● Supplied information
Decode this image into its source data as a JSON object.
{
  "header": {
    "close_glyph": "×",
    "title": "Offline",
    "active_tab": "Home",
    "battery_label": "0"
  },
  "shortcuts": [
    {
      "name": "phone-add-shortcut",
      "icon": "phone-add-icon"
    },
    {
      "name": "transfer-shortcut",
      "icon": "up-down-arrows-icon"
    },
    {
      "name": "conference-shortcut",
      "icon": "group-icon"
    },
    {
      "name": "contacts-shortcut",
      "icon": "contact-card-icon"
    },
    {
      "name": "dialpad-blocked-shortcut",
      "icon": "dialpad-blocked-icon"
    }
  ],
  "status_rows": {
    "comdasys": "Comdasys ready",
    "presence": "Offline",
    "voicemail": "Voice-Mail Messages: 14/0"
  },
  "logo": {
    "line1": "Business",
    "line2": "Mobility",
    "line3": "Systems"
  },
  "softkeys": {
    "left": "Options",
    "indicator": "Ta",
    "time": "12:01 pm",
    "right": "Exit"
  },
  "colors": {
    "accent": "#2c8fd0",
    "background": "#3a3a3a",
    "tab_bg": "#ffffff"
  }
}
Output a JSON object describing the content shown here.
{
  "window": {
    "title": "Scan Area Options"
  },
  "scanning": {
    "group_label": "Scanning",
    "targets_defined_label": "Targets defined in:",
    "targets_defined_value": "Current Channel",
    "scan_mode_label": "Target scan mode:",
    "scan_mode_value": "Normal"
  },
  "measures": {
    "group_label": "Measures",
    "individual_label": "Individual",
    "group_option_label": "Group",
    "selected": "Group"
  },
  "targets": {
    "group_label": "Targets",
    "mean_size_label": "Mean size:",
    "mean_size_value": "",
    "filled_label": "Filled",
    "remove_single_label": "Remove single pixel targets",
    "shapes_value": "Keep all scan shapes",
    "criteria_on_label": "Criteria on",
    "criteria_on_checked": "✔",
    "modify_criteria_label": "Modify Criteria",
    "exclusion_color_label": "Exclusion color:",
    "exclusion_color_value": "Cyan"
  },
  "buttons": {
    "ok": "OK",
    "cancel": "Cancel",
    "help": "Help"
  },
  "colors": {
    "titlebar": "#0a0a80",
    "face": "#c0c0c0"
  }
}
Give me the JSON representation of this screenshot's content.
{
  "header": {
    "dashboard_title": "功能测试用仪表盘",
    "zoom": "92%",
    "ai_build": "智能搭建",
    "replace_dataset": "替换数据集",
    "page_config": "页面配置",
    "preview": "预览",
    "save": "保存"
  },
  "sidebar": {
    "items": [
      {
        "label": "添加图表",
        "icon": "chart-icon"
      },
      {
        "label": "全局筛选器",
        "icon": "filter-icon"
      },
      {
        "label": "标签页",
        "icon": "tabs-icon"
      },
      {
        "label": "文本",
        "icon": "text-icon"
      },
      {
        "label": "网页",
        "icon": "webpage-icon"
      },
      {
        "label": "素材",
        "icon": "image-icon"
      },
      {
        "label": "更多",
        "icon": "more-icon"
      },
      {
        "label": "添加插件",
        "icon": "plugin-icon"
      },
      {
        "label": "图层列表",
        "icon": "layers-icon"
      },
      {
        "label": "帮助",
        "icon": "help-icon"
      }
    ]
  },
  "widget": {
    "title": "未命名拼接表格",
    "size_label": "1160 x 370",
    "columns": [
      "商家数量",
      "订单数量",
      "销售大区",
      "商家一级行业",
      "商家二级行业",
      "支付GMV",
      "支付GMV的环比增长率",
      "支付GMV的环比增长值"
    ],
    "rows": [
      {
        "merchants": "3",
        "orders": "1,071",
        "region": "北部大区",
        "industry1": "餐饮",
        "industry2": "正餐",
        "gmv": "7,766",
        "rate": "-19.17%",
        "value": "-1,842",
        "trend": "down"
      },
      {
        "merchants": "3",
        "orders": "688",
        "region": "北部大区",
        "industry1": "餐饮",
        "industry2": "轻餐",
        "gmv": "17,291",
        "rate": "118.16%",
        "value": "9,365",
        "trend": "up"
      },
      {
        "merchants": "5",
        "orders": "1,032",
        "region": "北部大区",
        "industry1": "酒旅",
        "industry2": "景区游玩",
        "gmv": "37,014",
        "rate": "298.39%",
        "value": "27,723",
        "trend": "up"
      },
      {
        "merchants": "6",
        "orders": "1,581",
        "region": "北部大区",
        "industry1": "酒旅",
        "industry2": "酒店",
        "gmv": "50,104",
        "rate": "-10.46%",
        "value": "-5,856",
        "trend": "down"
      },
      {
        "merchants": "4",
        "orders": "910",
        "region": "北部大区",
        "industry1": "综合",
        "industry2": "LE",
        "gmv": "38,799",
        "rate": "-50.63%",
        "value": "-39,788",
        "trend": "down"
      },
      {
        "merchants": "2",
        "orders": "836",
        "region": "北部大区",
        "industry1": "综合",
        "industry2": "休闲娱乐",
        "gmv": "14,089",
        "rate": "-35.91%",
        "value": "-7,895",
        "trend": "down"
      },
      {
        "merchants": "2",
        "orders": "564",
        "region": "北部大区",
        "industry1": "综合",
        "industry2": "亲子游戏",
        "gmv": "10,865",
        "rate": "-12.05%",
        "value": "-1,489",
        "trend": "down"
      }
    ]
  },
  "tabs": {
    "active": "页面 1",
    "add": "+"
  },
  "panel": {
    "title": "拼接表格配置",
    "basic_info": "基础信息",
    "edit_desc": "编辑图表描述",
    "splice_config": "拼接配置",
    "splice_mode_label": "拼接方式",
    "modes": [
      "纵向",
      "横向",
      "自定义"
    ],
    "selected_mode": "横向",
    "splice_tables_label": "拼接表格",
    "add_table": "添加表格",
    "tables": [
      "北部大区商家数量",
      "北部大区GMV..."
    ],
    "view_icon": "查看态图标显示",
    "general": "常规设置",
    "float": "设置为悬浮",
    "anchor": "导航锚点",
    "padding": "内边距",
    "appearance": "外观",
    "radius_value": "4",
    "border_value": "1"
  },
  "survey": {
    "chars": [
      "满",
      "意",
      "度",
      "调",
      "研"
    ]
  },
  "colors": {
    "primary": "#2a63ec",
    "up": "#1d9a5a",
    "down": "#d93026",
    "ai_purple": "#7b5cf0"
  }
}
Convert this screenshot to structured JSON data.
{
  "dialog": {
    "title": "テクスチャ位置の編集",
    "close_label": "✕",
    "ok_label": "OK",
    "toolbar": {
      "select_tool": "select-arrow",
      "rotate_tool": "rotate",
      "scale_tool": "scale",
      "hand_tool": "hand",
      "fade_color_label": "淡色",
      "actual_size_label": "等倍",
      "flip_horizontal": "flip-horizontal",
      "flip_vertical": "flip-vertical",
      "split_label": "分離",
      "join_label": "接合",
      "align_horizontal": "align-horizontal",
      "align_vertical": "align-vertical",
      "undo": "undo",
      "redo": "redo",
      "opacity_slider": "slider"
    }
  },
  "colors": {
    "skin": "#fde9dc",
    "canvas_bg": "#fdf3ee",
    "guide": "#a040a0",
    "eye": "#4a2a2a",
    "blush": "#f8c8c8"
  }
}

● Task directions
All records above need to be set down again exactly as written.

● Solution to this exercise
Decode this image into its source data as a JSON object.
{
  "header": {
    "close_glyph": "×",
    "title": "Offline",
    "active_tab": "Home",
    "battery_label": "0"
  },
  "shortcuts": [
    {
      "name": "phone-add-shortcut",
      "icon": "phone-add-icon"
    },
    {
      "name": "transfer-shortcut",
      "icon": "up-down-arrows-icon"
    },
    {
      "name": "conference-shortcut",
      "icon": "group-icon"
    },
    {
      "name": "contacts-shortcut",
      "icon": "contact-card-icon"
    },
    {
      "name": "dialpad-blocked-shortcut",
      "icon": "dialpad-blocked-icon"
    }
  ],
  "status_rows": {
    "comdasys": "Comdasys ready",
    "presence": "Offline",
    "voicemail": "Voice-Mail Messages: 14/0"
  },
  "logo": {
    "line1": "Business",
    "line2": "Mobility",
    "line3": "Systems"
  },
  "softkeys": {
    "left": "Options",
    "indicator": "Ta",
    "time": "12:01 pm",
    "right": "Exit"
  },
  "colors": {
    "accent": "#2c8fd0",
    "background": "#3a3a3a",
    "tab_bg": "#ffffff"
  }
}
Output a JSON object describing the content shown here.
{
  "window": {
    "title": "Scan Area Options"
  },
  "scanning": {
    "group_label": "Scanning",
    "targets_defined_label": "Targets defined in:",
    "targets_defined_value": "Current Channel",
    "scan_mode_label": "Target scan mode:",
    "scan_mode_value": "Normal"
  },
  "measures": {
    "group_label": "Measures",
    "individual_label": "Individual",
    "group_option_label": "Group",
    "selected": "Group"
  },
  "targets": {
    "group_label": "Targets",
    "mean_size_label": "Mean size:",
    "mean_size_value": "",
    "filled_label": "Filled",
    "remove_single_label": "Remove single pixel targets",
    "shapes_value": "Keep all scan shapes",
    "criteria_on_label": "Criteria on",
    "criteria_on_checked": "✔",
    "modify_criteria_label": "Modify Criteria",
    "exclusion_color_label": "Exclusion color:",
    "exclusion_color_value": "Cyan"
  },
  "buttons": {
    "ok": "OK",
    "cancel": "Cancel",
    "help": "Help"
  },
  "colors": {
    "titlebar": "#0a0a80",
    "face": "#c0c0c0"
  }
}
Give me the JSON representation of this screenshot's content.
{
  "header": {
    "dashboard_title": "功能测试用仪表盘",
    "zoom": "92%",
    "ai_build": "智能搭建",
    "replace_dataset": "替换数据集",
    "page_config": "页面配置",
    "preview": "预览",
    "save": "保存"
  },
  "sidebar": {
    "items": [
      {
        "label": "添加图表",
        "icon": "chart-icon"
      },
      {
        "label": "全局筛选器",
        "icon": "filter-icon"
      },
      {
        "label": "标签页",
        "icon": "tabs-icon"
      },
      {
        "label": "文本",
        "icon": "text-icon"
      },
      {
        "label": "网页",
        "icon": "webpage-icon"
      },
      {
        "label": "素材",
        "icon": "image-icon"
      },
      {
        "label": "更多",
        "icon": "more-icon"
      },
      {
        "label": "添加插件",
        "icon": "plugin-icon"
      },
      {
        "label": "图层列表",
        "icon": "layers-icon"
      },
      {
        "label": "帮助",
        "icon": "help-icon"
      }
    ]
  },
  "widget": {
    "title": "未命名拼接表格",
    "size_label": "1160 x 370",
    "columns": [
      "商家数量",
      "订单数量",
      "销售大区",
      "商家一级行业",
      "商家二级行业",
      "支付GMV",
      "支付GMV的环比增长率",
      "支付GMV的环比增长值"
    ],
    "rows": [
      {
        "merchants": "3",
        "orders": "1,071",
        "region": "北部大区",
        "industry1": "餐饮",
        "industry2": "正餐",
        "gmv": "7,766",
        "rate": "-19.17%",
        "value": "-1,842",
        "trend": "down"
      },
      {
        "merchants": "3",
        "orders": "688",
        "region": "北部大区",
        "industry1": "餐饮",
        "industry2": "轻餐",
        "gmv": "17,291",
        "rate": "118.16%",
        "value": "9,365",
        "trend": "up"
      },
      {
        "merchants": "5",
        "orders": "1,032",
        "region": "北部大区",
        "industry1": "酒旅",
        "industry2": "景区游玩",
        "gmv": "37,014",
        "rate": "298.39%",
        "value": "27,723",
        "trend": "up"
      },
      {
        "merchants": "6",
        "orders": "1,581",
        "region": "北部大区",
        "industry1": "酒旅",
        "industry2": "酒店",
        "gmv": "50,104",
        "rate": "-10.46%",
        "value": "-5,856",
        "trend": "down"
      },
      {
        "merchants": "4",
        "orders": "910",
        "region": "北部大区",
        "industry1": "综合",
        "industry2": "LE",
        "gmv": "38,799",
        "rate": "-50.63%",
        "value": "-39,788",
        "trend": "down"
      },
      {
        "merchants": "2",
        "orders": "836",
        "region": "北部大区",
        "industry1": "综合",
        "industry2": "休闲娱乐",
        "gmv": "14,089",
        "rate": "-35.91%",
        "value": "-7,895",
        "trend": "down"
      },
      {
        "merchants": "2",
        "orders": "564",
        "region": "北部大区",
        "industry1": "综合",
        "industry2": "亲子游戏",
        "gmv": "10,865",
        "rate": "-12.05%",
        "value": "-1,489",
        "trend": "down"
      }
    ]
  },
  "tabs": {
    "active": "页面 1",
    "add": "+"
  },
  "panel": {
    "title": "拼接表格配置",
    "basic_info": "基础信息",
    "edit_desc": "编辑图表描述",
    "splice_config": "拼接配置",
    "splice_mode_label": "拼接方式",
    "modes": [
      "纵向",
      "横向",
      "自定义"
    ],
    "selected_mode": "横向",
    "splice_tables_label": "拼接表格",
    "add_table": "添加表格",
    "tables": [
      "北部大区商家数量",
      "北部大区GMV..."
    ],
    "view_icon": "查看态图标显示",
    "general": "常规设置",
    "float": "设置为悬浮",
    "anchor": "导航锚点",
    "padding": "内边距",
    "appearance": "外观",
    "radius_value": "4",
    "border_value": "1"
  },
  "survey": {
    "chars": [
      "满",
      "意",
      "度",
      "调",
      "研"
    ]
  },
  "colors": {
    "primary": "#2a63ec",
    "up": "#1d9a5a",
    "down": "#d93026",
    "ai_purple": "#7b5cf0"
  }
}
Convert this screenshot to structured JSON data.
{
  "dialog": {
    "title": "テクスチャ位置の編集",
    "close_label": "✕",
    "ok_label": "OK",
    "toolbar": {
      "select_tool": "select-arrow",
      "rotate_tool": "rotate",
      "scale_tool": "scale",
      "hand_tool": "hand",
      "fade_color_label": "淡色",
      "actual_size_label": "等倍",
      "flip_horizontal": "flip-horizontal",
      "flip_vertical": "flip-vertical",
      "split_label": "分離",
      "join_label": "接合",
      "align_horizontal": "align-horizontal",
      "align_vertical": "align-vertical",
      "undo": "undo",
      "redo": "redo",
      "opacity_slider": "slider"
    }
  },
  "colors": {
    "skin": "#fde9dc",
    "canvas_bg": "#fdf3ee",
    "guide": "#a040a0",
    "eye": "#4a2a2a",
    "blush": "#f8c8c8"
  }
}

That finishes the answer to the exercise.